You can find a great introduction to ECW flags here:
This gives the full introduction from The English Emblem Tradition Vol. 3: Emblematic Flag Devices of the English Civil Wars 1642-1660 by Alan R. Young, 1995. I own this book and it is great, giving a description and illustration (when known) of every known flag from the English Civil Wars that bears an emblem and slogan of some sort. This does mean however that most of the flags included are cavalry cornets. The book doesn’t include the more generic foot ensigns.
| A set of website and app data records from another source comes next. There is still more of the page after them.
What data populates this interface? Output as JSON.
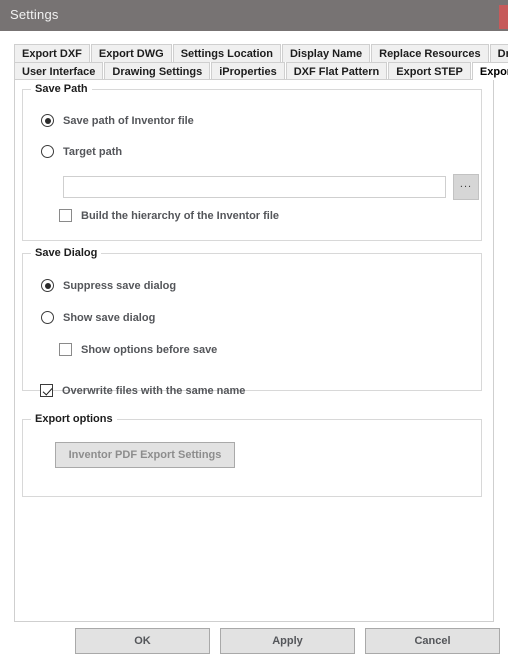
{
  "window": {
    "title": "Settings",
    "close_label": "",
    "titlebar_color": "#777373",
    "close_color": "#c65a5a"
  },
  "tabs": {
    "row1": [
      {
        "label": "Export DXF",
        "active": false
      },
      {
        "label": "Export DWG",
        "active": false
      },
      {
        "label": "Settings Location",
        "active": false
      },
      {
        "label": "Display Name",
        "active": false
      },
      {
        "label": "Replace Resources",
        "active": false
      },
      {
        "label": "Drawing functions",
        "active": false
      }
    ],
    "row2": [
      {
        "label": "User Interface",
        "active": false
      },
      {
        "label": "Drawing Settings",
        "active": false
      },
      {
        "label": "iProperties",
        "active": false
      },
      {
        "label": "DXF Flat Pattern",
        "active": false
      },
      {
        "label": "Export STEP",
        "active": false
      },
      {
        "label": "Export PDF",
        "active": true
      }
    ]
  },
  "save_path": {
    "group_title": "Save Path",
    "radio_inventor_file": "Save path of Inventor file",
    "radio_inventor_file_checked": true,
    "radio_target_path": "Target path",
    "radio_target_path_checked": false,
    "path_value": "",
    "path_placeholder": "",
    "browse_label": "...",
    "check_build_hierarchy": "Build the hierarchy of the Inventor file",
    "check_build_hierarchy_checked": false
  },
  "save_dialog": {
    "group_title": "Save Dialog",
    "radio_suppress": "Suppress save dialog",
    "radio_suppress_checked": true,
    "radio_show": "Show save dialog",
    "radio_show_checked": false,
    "check_show_options": "Show options before save",
    "check_show_options_checked": false,
    "check_overwrite": "Overwrite files with the same name",
    "check_overwrite_checked": true
  },
  "export_options": {
    "group_title": "Export options",
    "inventor_settings_button": "Inventor PDF Export Settings"
  },
  "footer": {
    "ok": "OK",
    "apply": "Apply",
    "cancel": "Cancel"
  }
}
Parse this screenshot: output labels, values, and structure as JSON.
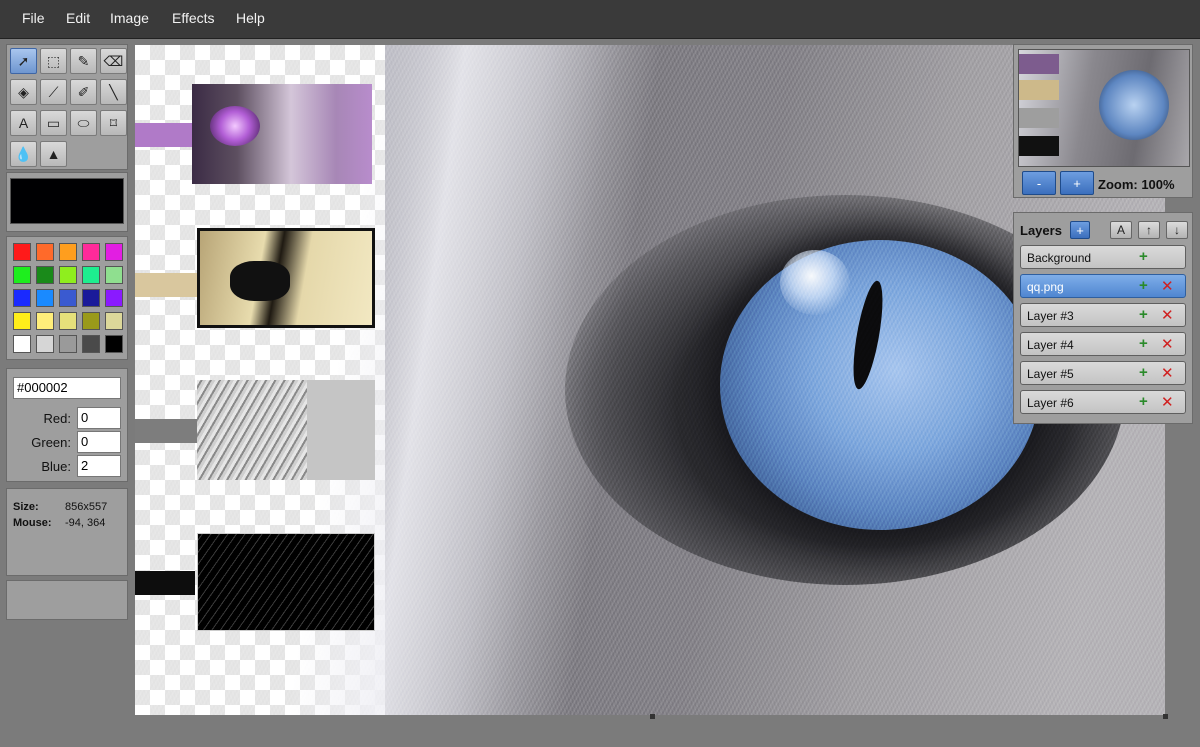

Ensigns were carried by each company of foot. They were usually about 2 metres square, so in 1/72 scale should measure about 2.8cm square. They were carried on short poles (around 2.3 metres long) to allow flourishing and twirling. In both Parliamentarian and Royalist armies the ensigns followed a similar design scheme. The ensign belonging to the Colonel was usually plain, the Lieutenant-Colonel’s ensign bore only the cross of St George in the top left corner. The ensigns of the Captains commanding each of the (usually 5) companies usually bore a number of heraldic devices or symbols, the number of which showed the seniority of the Captain. The more senior the Captain, the fewer devices.
This scheme is well illustrated on some free flags for the Earl of Essex’s army available on the Warflag site:
Some other free ensigns are available here:
Covenanter, Scots Royalist and Irish Confederate ensigns were a little different. Covenanter ensigns were usually, but by no means always, based on the St Andrew’s saltire, with some variation on the motto ‘Covenant for Religion, Crown and Kingdom’ or similar. In addition, the ensigns often included some heraldic emblem, often denoting the regiment’s colonel.
A few beautiful flags for Scots Royalists, Covenanters and Irish are available on the Project Auldearn blog:
If you want to buy ensigns for your ECW armies, the only option I am aware of in 1/72 scale is Rofur Flags:
Some are also available from Tiny Tin Troops, but I couldn’t work out what scale these are:
Cornets were much smaller than ensigns, measuring only 60cm square, which is about 0.8cm in 1/72 scale! I usually make them a lot bigger than this, going for the visual appeal over strict accuracy. Cornets were carried on lances between 2.44 metres and 2.74 metres in length. Unlike ensigns, cornets usually had a fringe, and bore a much greater variety of images and slogans. Many included outright propaganda messages. I’m not aware of any free cornets on the internet, or of anyone selling them in 1/72 scale. So I’ve decided to make some, and will put them up on this blog as they become available. Just resize them as you see fit on a colour printer. If anyone uses these I would love to see the finished product. Here are two for starters:
Parliamentarian Cornet belonging to Captain Dobbins of Worcestershire (1642-). Motto means 'While I breathe, I hope.'
Pariamentarian Cornet (1642-). Bearer unknown. Motto means 'Death for me is gain.
Guidons were carried by dragoons. They were a similar size to cornets, but were distinguished by having a swallow-tail shape. The designs followed a similar scheme to infantry ensigns.